Friday, 11 February 2011

Girl Talk

‘A daughter may outgrow your lap, but she will never outgrow your heart.’

I have heard it said that we lose our daughters for a time during their teenage years but that if we keep the door open, they will come back to us.

My eldest daughter is 16 and we have had our fair share of dramas since she became a teenager but I have always tried to keep the lines of communication open, even when I could have happily strangled her. We have had tears, tantrums and disappointments but we have, on the whole, kept talking.

Lillie has often been moody, uncooperative and, at times, completely unrecognisable from the angelic little girl I loved as a child but every now and then I catch a glimpse of the woman she will become.

Relationships have been ill stared in our house this week and Lillie has had an ongoing argument with the LTB (long term boyfriend). In spite of the slamming doors, late night calls and red eyes, I have been largely unaware of the source of the problem. Until yesterday.

Seeing that she was unhappy, I took a cup of tea and some chocolate biccies up to her room, expecting to leave her to it but she wanted to talk. And I listened.

We sat for over an hour discussing relationships and life in general. Gone was the unpredictable teenager we had been living with for the past week and in her place was a sensible, intelligent young woman who was dealing with things in a mature way.

We ended up giggling on her bed and it felt like spending time with a close friend.

This morning, Lillie was back to stomping around her bedroom and scowling. The moment had passed.

But I have looked into the future and there is reason to be optimistic.

Tuesday, 1 February 2011

Moving on!

Yesterday, I started a conversation with my mother, one that we have been having on and off for a long time. 

“Have you thought anymore about moving?” I asked her casually.

“Yes, I have,” she replied. “And no, I don’t want to.”

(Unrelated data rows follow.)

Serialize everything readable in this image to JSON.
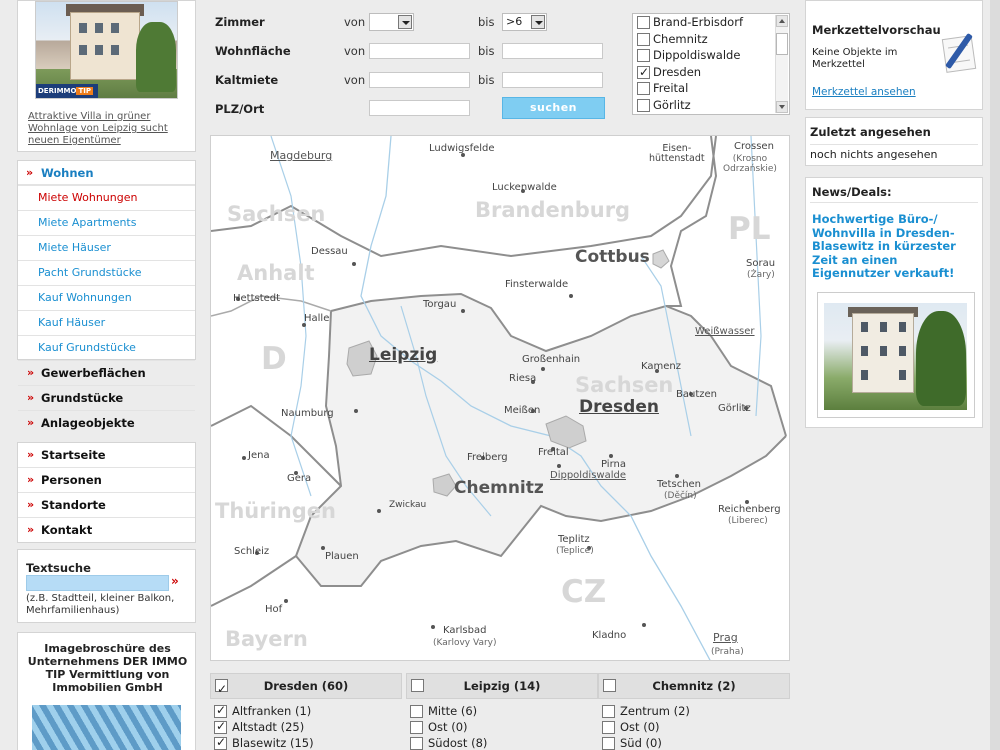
{
  "promo": {
    "logo_prefix": "DERIMMO",
    "logo_suffix": "TIP",
    "caption": "Attraktive Villa in grüner Wohnlage von Leipzig sucht neuen Eigentümer"
  },
  "nav": {
    "wohnen": "Wohnen",
    "sub": [
      "Miete Wohnungen",
      "Miete Apartments",
      "Miete Häuser",
      "Pacht Grundstücke",
      "Kauf Wohnungen",
      "Kauf Häuser",
      "Kauf Grundstücke"
    ],
    "main": [
      "Gewerbeflächen",
      "Grundstücke",
      "Anlageobjekte"
    ],
    "main2": [
      "Startseite",
      "Personen",
      "Standorte",
      "Kontakt"
    ],
    "arrow": "»"
  },
  "textsuche": {
    "title": "Textsuche",
    "hint": "(z.B. Stadtteil, kleiner Balkon, Mehrfamilienhaus)",
    "go": "»"
  },
  "brosch": {
    "title": "Imagebroschüre des Unternehmens DER IMMO TIP Vermittlung von Immobilien GmbH"
  },
  "search": {
    "zimmer": "Zimmer",
    "wohnflaeche": "Wohnfläche",
    "kaltmiete": "Kaltmiete",
    "plz": "PLZ/Ort",
    "von": "von",
    "bis": "bis",
    "zimmer_von": "",
    "zimmer_bis": ">6",
    "button": "suchen"
  },
  "orte": [
    {
      "name": "Brand-Erbisdorf",
      "checked": false
    },
    {
      "name": "Chemnitz",
      "checked": false
    },
    {
      "name": "Dippoldiswalde",
      "checked": false
    },
    {
      "name": "Dresden",
      "checked": true
    },
    {
      "name": "Freital",
      "checked": false
    },
    {
      "name": "Görlitz",
      "checked": false
    }
  ],
  "map": {
    "magdeburg": "Magdeburg",
    "ludwigsfelde": "Ludwigsfelde",
    "eisenhuettenstadt": "Eisen-\nhüttenstadt",
    "crossen": "Crossen",
    "krosno": "(Krosno\nOdrzańskie)",
    "sachsen_anhalt_1": "Sachsen",
    "sachsen_anhalt_2": "Anhalt",
    "brandenburg": "Brandenburg",
    "luckenwalde": "Luckenwalde",
    "pl": "PL",
    "dessau": "Dessau",
    "cottbus": "Cottbus",
    "sorau": "Sorau",
    "zary": "(Żary)",
    "hettstedt": "Hettstedt",
    "finsterwalde": "Finsterwalde",
    "torgau": "Torgau",
    "halle": "Halle",
    "weisswasser": "Weißwasser",
    "d": "D",
    "leipzig": "Leipzig",
    "grossenhain": "Großenhain",
    "kamenz": "Kamenz",
    "riesa": "Riesa",
    "sachsen": "Sachsen",
    "bautzen": "Bautzen",
    "naumburg": "Naumburg",
    "meissen": "Meißen",
    "dresden": "Dresden",
    "goerlitz": "Görlitz",
    "jena": "Jena",
    "freital": "Freital",
    "freiberg": "Freiberg",
    "pirna": "Pirna",
    "gera": "Gera",
    "chemnitz": "Chemnitz",
    "dippoldiswalde": "Dippoldiswalde",
    "tetschen": "Tetschen",
    "decin": "(Děčín)",
    "thueringen": "Thüringen",
    "zwickau": "Zwickau",
    "reichenberg": "Reichenberg",
    "liberec": "(Liberec)",
    "teplitz": "Teplitz",
    "teplice": "(Teplice)",
    "schleiz": "Schleiz",
    "plauen": "Plauen",
    "cz": "CZ",
    "hof": "Hof",
    "bayern": "Bayern",
    "karlsbad": "Karlsbad",
    "karlovy": "(Karlovy Vary)",
    "kladno": "Kladno",
    "prag": "Prag",
    "praha": "(Praha)"
  },
  "districts": [
    {
      "city": "Dresden (60)",
      "checked": true,
      "items": [
        {
          "name": "Altfranken (1)",
          "checked": true
        },
        {
          "name": "Altstadt (25)",
          "checked": true
        },
        {
          "name": "Blasewitz (15)",
          "checked": true
        }
      ]
    },
    {
      "city": "Leipzig (14)",
      "checked": false,
      "items": [
        {
          "name": "Mitte (6)",
          "checked": false
        },
        {
          "name": "Ost (0)",
          "checked": false
        },
        {
          "name": "Südost (8)",
          "checked": false
        }
      ]
    },
    {
      "city": "Chemnitz (2)",
      "checked": false,
      "items": [
        {
          "name": "Zentrum (2)",
          "checked": false
        },
        {
          "name": "Ost (0)",
          "checked": false
        },
        {
          "name": "Süd (0)",
          "checked": false
        }
      ]
    }
  ],
  "merkzettel": {
    "title": "Merkzettelvorschau",
    "text": "Keine Objekte im Merkzettel",
    "link": "Merkzettel ansehen"
  },
  "zuletzt": {
    "title": "Zuletzt angesehen",
    "text": "noch nichts angesehen"
  },
  "news": {
    "title": "News/Deals:",
    "headline": "Hochwertige Büro-/ Wohnvilla in Dresden-Blasewitz in kürzester Zeit an einen Eigennutzer verkauft!"
  }
}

But we have reached a point where it is impractical for her to live alone in a house that is far too big for her and even she realises that. The time has come to review the options, which are:

1.  Continue to struggle on her own until such time as she is forced to move (possibly resulting in another hospital stay or going into a home);
2.   Move in with either myself or my sister, or,
3.   Consider some kind of sheltered accommodation.

Option 1, whilst undesirable from her daughters’ point of view, is the one that my mum is clinging on to. She hopes to stay in the family home until the day she dies and I understand that, I honestly do.

We are in the final throes of moving house, and I have to admit to being apprehensive. We have lived in our house for over a decade, by far the longest I have lived anywhere since being a child, and it will seem strange to move on. I can’t imagine how frightening it must be for my mother, who has been resident in the same house for 60 plus years, to make such a big change.

I have thought very hard about option 2, and aside from the difficulties of multi-generational living, I cannot see it working from a practical point of view. I have three children and even after the move, we won’t have a spare bedroom. Mum can’t manage the stairs in any case and our new house has less downstairs rooms (although bigger) than we have now.

Which brings us to option 3. My mother tends to equate sheltered accommodation with living in a care home (akin to shacking up with the Devil) and I know from the experience of my mother-in-law (MIL) that it is not the same thing at all. It is communal living (MIL is rarely short on company) but with your own front door and there is always someone on hand in an emergency. But how do I convey this to a stubborn 86 year old woman?   

We have been rolling around in this particular issue for quite a while and with each day that passes, finding a solution becomes a bit more pressing.

Yesterday, there was light at the end of the tunnel. Mum did admit to seeing the sense in taking a look at the possibilities.

It is a small start, but one on which I am hoping she can begin to build a new life.